  // order they are enqueued. The next task does not start execution until the
  // current task finishes.
  CmQueue *cmd_queue = nullptr;

  // Creates a CmTask object.
  // The CmTask object is a container for CmKernel pointers. It is used to
  // enqueue the kernels for execution.
  CmTask *task = nullptr;

  // Adds a CmKernel pointer to CmTask.
  // This task has one kernel, "linear".

  // Launches the task on the GPU. Enqueue is a non-blocking call, i.e. the
  // function returns immediately without waiting for the GPU to start or
  // finish execution of the task. The runtime will query the HW status. If
  // the hardware is not busy, the runtime will submit the task to the
  // driver/HW; otherwise, the runtime will submit the task to the driver/HW
  // at another time.
  // An event, "sync_event", is created to track the status of the task.
  CmEvent *sync_event = nullptr;

Step 8. Getting Results and Execution Time

Notice that CM event is used when we read the output surface, and it is used to query execution time. CmEvent must be destroyed by user explicitly.

  // Destroys a CmTask object.
  // CmTask will be destroyed when CmDevice is destroyed.
  // Here, the application destroys the CmTask object by itself.

  // Destroy a CmThreadSpace object.
  // CmThreadSpace will be destroyed when CmDevice is destroyed.
  // Here, the application destroys the CmThreadSpace object by itself.

  // Reads the output surface content to the system memory using the CPU.
  // The size of data copied is the size of data in Surface.
  // It is a blocking call.

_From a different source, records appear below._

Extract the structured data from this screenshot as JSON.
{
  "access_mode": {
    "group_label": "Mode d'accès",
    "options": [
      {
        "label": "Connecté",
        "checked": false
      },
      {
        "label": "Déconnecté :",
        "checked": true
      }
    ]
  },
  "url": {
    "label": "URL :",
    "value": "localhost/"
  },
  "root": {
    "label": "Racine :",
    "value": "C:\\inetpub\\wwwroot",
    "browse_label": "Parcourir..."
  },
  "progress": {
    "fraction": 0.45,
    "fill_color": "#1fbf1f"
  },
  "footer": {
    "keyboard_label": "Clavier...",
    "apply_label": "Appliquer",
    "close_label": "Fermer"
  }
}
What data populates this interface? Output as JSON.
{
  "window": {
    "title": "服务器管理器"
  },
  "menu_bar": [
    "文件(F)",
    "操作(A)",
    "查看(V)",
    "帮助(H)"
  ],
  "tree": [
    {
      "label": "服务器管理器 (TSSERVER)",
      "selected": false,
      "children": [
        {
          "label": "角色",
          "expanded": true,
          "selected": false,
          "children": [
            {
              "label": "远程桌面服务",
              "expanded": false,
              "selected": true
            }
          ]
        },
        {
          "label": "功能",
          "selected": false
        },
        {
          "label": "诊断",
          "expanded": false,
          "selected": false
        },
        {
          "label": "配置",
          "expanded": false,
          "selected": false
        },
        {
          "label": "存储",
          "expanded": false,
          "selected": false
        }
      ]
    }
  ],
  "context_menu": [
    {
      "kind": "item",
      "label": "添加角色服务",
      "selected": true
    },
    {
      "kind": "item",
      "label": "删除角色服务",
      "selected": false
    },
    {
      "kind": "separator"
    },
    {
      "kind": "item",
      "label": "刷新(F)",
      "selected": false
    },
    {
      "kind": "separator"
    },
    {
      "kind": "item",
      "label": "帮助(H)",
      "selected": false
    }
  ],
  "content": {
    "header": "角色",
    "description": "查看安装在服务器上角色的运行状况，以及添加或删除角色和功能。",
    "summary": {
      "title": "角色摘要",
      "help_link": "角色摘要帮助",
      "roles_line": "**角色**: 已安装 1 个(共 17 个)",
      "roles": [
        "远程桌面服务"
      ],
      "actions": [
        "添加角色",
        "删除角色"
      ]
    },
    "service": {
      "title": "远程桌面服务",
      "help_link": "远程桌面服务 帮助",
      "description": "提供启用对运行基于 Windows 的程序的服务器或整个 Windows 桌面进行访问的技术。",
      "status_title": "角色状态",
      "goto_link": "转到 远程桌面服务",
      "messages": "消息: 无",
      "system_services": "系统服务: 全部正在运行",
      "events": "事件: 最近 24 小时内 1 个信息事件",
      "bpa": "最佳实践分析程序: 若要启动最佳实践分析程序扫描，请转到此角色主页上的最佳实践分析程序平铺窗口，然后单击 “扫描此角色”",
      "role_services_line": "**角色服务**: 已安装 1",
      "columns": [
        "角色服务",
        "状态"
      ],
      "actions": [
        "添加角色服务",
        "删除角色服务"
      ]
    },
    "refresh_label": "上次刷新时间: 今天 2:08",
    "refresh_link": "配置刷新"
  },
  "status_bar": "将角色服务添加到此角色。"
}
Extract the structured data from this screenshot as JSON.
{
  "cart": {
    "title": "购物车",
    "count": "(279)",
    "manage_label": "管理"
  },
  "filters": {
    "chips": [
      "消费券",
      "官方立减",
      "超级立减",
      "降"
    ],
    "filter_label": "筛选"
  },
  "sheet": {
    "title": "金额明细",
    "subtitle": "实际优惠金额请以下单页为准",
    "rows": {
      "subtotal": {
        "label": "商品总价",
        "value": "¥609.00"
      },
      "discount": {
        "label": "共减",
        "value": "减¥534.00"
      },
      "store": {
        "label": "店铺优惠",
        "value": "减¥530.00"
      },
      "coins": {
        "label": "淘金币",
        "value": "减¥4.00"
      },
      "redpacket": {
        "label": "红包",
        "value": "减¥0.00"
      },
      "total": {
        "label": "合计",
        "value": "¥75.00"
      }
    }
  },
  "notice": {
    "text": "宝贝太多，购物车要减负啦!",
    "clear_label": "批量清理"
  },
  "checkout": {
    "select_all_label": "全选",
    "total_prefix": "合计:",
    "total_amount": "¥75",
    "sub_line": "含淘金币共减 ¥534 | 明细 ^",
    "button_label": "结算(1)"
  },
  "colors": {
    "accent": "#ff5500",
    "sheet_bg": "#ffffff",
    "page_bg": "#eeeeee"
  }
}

The function will not return until the copy
  // operation is completed.
  // The dependent event "sync_event" ensures that the reading of the surface
  // will not happen until its state becomes CM_STATUS_FINISHED.

  // Queries the execution time of a task in the unit of nanoseconds.
  // The execution time is measured from the time the task started execution
  // in the GPU to the time when the task finished execution.
  UINT64 execution_time = 0;
  std::cout << "Kernel linear execution time is " << execution_time
      << " nanoseconds" << std::endl;

  // Destroys the CmEvent.
  // CmEvent must be destroyed by the user explicitly.

  // Destroys the CmDevice.
  // Also destroys surfaces, kernels, tasks, thread spaces, and queues that
  // were created using this device instance that have not explicitly been
  // destroyed by calling the respective destroy functions.

  // Saves the output image data into the file "linear_out.bmp"."linear_out.bmp");